### Task details
Without the images, reproduce every entry exactly.

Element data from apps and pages
========================================
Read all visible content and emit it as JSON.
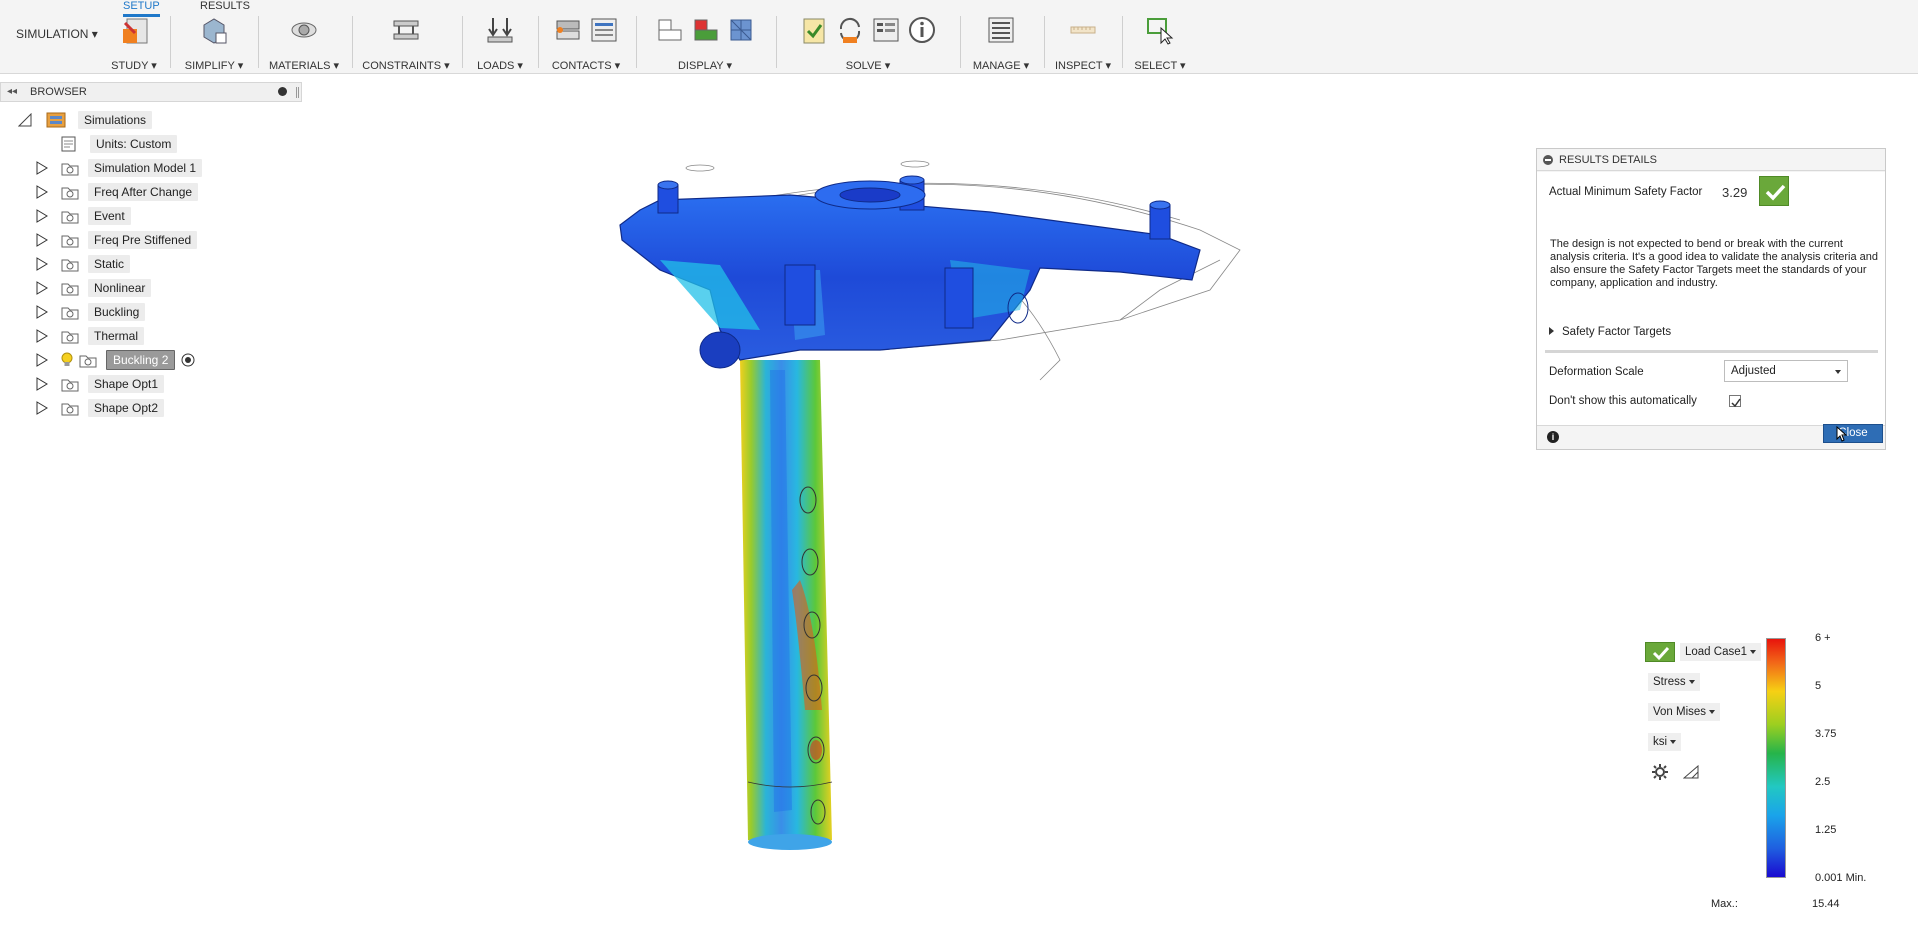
{
  "toolbar": {
    "workspace": "SIMULATION",
    "tabs": [
      {
        "label": "SETUP",
        "active": true
      },
      {
        "label": "RESULTS",
        "active": false
      }
    ],
    "groups": [
      {
        "label": "STUDY"
      },
      {
        "label": "SIMPLIFY"
      },
      {
        "label": "MATERIALS"
      },
      {
        "label": "CONSTRAINTS"
      },
      {
        "label": "LOADS"
      },
      {
        "label": "CONTACTS"
      },
      {
        "label": "DISPLAY"
      },
      {
        "label": "SOLVE"
      },
      {
        "label": "MANAGE"
      },
      {
        "label": "INSPECT"
      },
      {
        "label": "SELECT"
      }
    ]
  },
  "browser": {
    "title": "BROWSER",
    "root": "Simulations",
    "items": [
      {
        "label": "Units: Custom"
      },
      {
        "label": "Simulation Model 1"
      },
      {
        "label": "Freq After Change"
      },
      {
        "label": "Event"
      },
      {
        "label": "Freq Pre Stiffened"
      },
      {
        "label": "Static"
      },
      {
        "label": "Nonlinear"
      },
      {
        "label": "Buckling"
      },
      {
        "label": "Thermal"
      },
      {
        "label": "Buckling 2",
        "selected": true
      },
      {
        "label": "Shape Opt1"
      },
      {
        "label": "Shape Opt2"
      }
    ]
  },
  "results_panel": {
    "title": "RESULTS DETAILS",
    "safety_factor_label": "Actual Minimum Safety Factor",
    "safety_factor_value": "3.29",
    "description": "The design is not expected to bend or break with the current analysis criteria. It's a good idea to validate the analysis criteria and also ensure the Safety Factor Targets meet the standards of your company, application and industry.",
    "safety_factor_targets": "Safety Factor Targets",
    "deformation_label": "Deformation Scale",
    "deformation_value": "Adjusted",
    "dont_show_label": "Don't show this automatically",
    "dont_show_checked": true,
    "close_label": "Close"
  },
  "legend": {
    "load_case": "Load Case1",
    "result_type": "Stress",
    "component": "Von Mises",
    "units": "ksi",
    "ticks": [
      "6 +",
      "5",
      "3.75",
      "2.5",
      "1.25",
      "0.001 Min."
    ],
    "max_label": "Max.:",
    "max_value": "15.44"
  },
  "colors": {
    "accent": "#1f78c9",
    "ok_green": "#6aa83a",
    "close_blue": "#2e6db5"
  }
}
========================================
### Response to the exercise
Read all visible content and emit it as JSON.
{
  "toolbar": {
    "workspace": "SIMULATION",
    "tabs": [
      {
        "label": "SETUP",
        "active": true
      },
      {
        "label": "RESULTS",
        "active": false
      }
    ],
    "groups": [
      {
        "label": "STUDY"
      },
      {
        "label": "SIMPLIFY"
      },
      {
        "label": "MATERIALS"
      },
      {
        "label": "CONSTRAINTS"
      },
      {
        "label": "LOADS"
      },
      {
        "label": "CONTACTS"
      },
      {
        "label": "DISPLAY"
      },
      {
        "label": "SOLVE"
      },
      {
        "label": "MANAGE"
      },
      {
        "label": "INSPECT"
      },
      {
        "label": "SELECT"
      }
    ]
  },
  "browser": {
    "title": "BROWSER",
    "root": "Simulations",
    "items": [
      {
        "label": "Units: Custom"
      },
      {
        "label": "Simulation Model 1"
      },
      {
        "label": "Freq After Change"
      },
      {
        "label": "Event"
      },
      {
        "label": "Freq Pre Stiffened"
      },
      {
        "label": "Static"
      },
      {
        "label": "Nonlinear"
      },
      {
        "label": "Buckling"
      },
      {
        "label": "Thermal"
      },
      {
        "label": "Buckling 2",
        "selected": true
      },
      {
        "label": "Shape Opt1"
      },
      {
        "label": "Shape Opt2"
      }
    ]
  },
  "results_panel": {
    "title": "RESULTS DETAILS",
    "safety_factor_label": "Actual Minimum Safety Factor",
    "safety_factor_value": "3.29",
    "description": "The design is not expected to bend or break with the current analysis criteria. It's a good idea to validate the analysis criteria and also ensure the Safety Factor Targets meet the standards of your company, application and industry.",
    "safety_factor_targets": "Safety Factor Targets",
    "deformation_label": "Deformation Scale",
    "deformation_value": "Adjusted",
    "dont_show_label": "Don't show this automatically",
    "dont_show_checked": true,
    "close_label": "Close"
  },
  "legend": {
    "load_case": "Load Case1",
    "result_type": "Stress",
    "component": "Von Mises",
    "units": "ksi",
    "ticks": [
      "6 +",
      "5",
      "3.75",
      "2.5",
      "1.25",
      "0.001 Min."
    ],
    "max_label": "Max.:",
    "max_value": "15.44"
  },
  "colors": {
    "accent": "#1f78c9",
    "ok_green": "#6aa83a",
    "close_blue": "#2e6db5"
  }
}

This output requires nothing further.